Required work:
Pull out every line below containing the word "平安产险".

Extracted information:
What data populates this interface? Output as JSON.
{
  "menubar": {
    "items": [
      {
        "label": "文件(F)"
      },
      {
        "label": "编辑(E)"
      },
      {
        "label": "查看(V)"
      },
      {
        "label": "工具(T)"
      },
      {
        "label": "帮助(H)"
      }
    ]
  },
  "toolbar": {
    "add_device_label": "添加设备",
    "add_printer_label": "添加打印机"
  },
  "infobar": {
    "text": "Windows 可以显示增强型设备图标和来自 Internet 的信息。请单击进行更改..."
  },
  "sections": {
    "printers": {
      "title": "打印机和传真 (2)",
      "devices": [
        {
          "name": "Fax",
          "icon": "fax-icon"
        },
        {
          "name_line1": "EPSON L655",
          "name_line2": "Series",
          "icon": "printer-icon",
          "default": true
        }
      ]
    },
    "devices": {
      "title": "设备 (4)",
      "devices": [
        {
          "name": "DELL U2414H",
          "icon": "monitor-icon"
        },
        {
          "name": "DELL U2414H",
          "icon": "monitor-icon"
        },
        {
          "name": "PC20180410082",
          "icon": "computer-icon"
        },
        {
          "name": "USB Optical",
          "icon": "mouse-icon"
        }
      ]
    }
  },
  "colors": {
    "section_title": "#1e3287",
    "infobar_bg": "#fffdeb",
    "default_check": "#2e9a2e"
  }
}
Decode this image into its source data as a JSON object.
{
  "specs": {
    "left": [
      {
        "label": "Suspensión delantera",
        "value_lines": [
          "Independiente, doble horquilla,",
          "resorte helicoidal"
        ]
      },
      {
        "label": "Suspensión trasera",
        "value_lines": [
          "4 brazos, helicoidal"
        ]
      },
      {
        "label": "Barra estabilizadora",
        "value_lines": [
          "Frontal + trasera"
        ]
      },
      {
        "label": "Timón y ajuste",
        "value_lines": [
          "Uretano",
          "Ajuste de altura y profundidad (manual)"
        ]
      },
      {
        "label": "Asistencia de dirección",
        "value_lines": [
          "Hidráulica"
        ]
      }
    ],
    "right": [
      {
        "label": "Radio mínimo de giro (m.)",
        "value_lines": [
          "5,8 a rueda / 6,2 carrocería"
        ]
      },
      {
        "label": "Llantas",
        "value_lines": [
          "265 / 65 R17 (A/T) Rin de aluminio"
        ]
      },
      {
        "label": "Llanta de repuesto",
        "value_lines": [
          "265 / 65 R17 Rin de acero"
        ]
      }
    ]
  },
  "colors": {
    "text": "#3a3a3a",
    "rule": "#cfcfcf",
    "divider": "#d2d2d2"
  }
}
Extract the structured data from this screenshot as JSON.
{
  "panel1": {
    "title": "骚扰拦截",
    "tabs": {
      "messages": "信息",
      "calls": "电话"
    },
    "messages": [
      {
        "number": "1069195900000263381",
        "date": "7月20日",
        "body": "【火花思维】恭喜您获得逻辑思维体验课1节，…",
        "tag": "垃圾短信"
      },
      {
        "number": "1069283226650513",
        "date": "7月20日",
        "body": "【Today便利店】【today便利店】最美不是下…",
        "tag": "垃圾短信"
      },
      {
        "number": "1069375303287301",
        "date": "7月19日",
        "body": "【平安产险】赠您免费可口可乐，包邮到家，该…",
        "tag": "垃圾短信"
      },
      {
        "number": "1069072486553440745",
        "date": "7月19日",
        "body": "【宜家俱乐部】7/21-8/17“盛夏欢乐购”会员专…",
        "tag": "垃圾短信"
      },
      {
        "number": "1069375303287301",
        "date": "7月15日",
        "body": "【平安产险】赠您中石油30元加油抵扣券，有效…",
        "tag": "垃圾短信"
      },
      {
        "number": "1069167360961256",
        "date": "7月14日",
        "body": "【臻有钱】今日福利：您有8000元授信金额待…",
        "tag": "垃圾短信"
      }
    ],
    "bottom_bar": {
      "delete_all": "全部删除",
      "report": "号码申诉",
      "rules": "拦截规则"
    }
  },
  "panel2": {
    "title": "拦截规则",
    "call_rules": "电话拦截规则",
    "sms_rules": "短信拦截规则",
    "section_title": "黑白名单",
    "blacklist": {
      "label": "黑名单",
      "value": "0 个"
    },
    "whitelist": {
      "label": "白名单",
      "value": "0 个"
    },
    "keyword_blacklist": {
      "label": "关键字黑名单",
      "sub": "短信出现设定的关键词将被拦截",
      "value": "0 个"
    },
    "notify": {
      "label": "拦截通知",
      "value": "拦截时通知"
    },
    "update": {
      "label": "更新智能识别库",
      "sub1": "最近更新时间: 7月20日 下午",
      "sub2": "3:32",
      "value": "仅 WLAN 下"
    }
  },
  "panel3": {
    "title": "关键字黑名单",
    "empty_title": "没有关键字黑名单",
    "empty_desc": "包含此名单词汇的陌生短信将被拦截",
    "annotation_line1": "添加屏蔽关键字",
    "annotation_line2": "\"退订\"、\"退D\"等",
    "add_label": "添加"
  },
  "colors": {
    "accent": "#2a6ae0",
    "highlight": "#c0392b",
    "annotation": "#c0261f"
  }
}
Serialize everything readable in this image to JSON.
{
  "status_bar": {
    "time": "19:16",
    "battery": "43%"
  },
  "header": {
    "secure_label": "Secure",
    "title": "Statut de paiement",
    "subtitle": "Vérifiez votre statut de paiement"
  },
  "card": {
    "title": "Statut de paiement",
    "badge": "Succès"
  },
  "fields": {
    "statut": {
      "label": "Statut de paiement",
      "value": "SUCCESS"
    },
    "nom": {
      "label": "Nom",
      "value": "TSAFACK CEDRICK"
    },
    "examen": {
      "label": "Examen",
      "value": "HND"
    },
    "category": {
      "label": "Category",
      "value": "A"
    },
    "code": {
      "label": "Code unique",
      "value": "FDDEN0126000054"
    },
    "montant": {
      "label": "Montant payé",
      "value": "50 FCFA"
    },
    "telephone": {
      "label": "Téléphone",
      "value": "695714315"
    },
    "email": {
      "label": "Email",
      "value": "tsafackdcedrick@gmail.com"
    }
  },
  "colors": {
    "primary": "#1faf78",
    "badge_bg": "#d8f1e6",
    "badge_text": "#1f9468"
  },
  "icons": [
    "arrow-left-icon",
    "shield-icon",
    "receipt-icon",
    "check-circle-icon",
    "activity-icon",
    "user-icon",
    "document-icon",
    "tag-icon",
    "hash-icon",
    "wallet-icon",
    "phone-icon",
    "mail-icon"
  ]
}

Reply to the exercise:
        "body": "【平安产险】赠您免费可口可乐，包邮到家，该…",
        "body": "【平安产险】赠您中石油30元加油抵扣券，有效…",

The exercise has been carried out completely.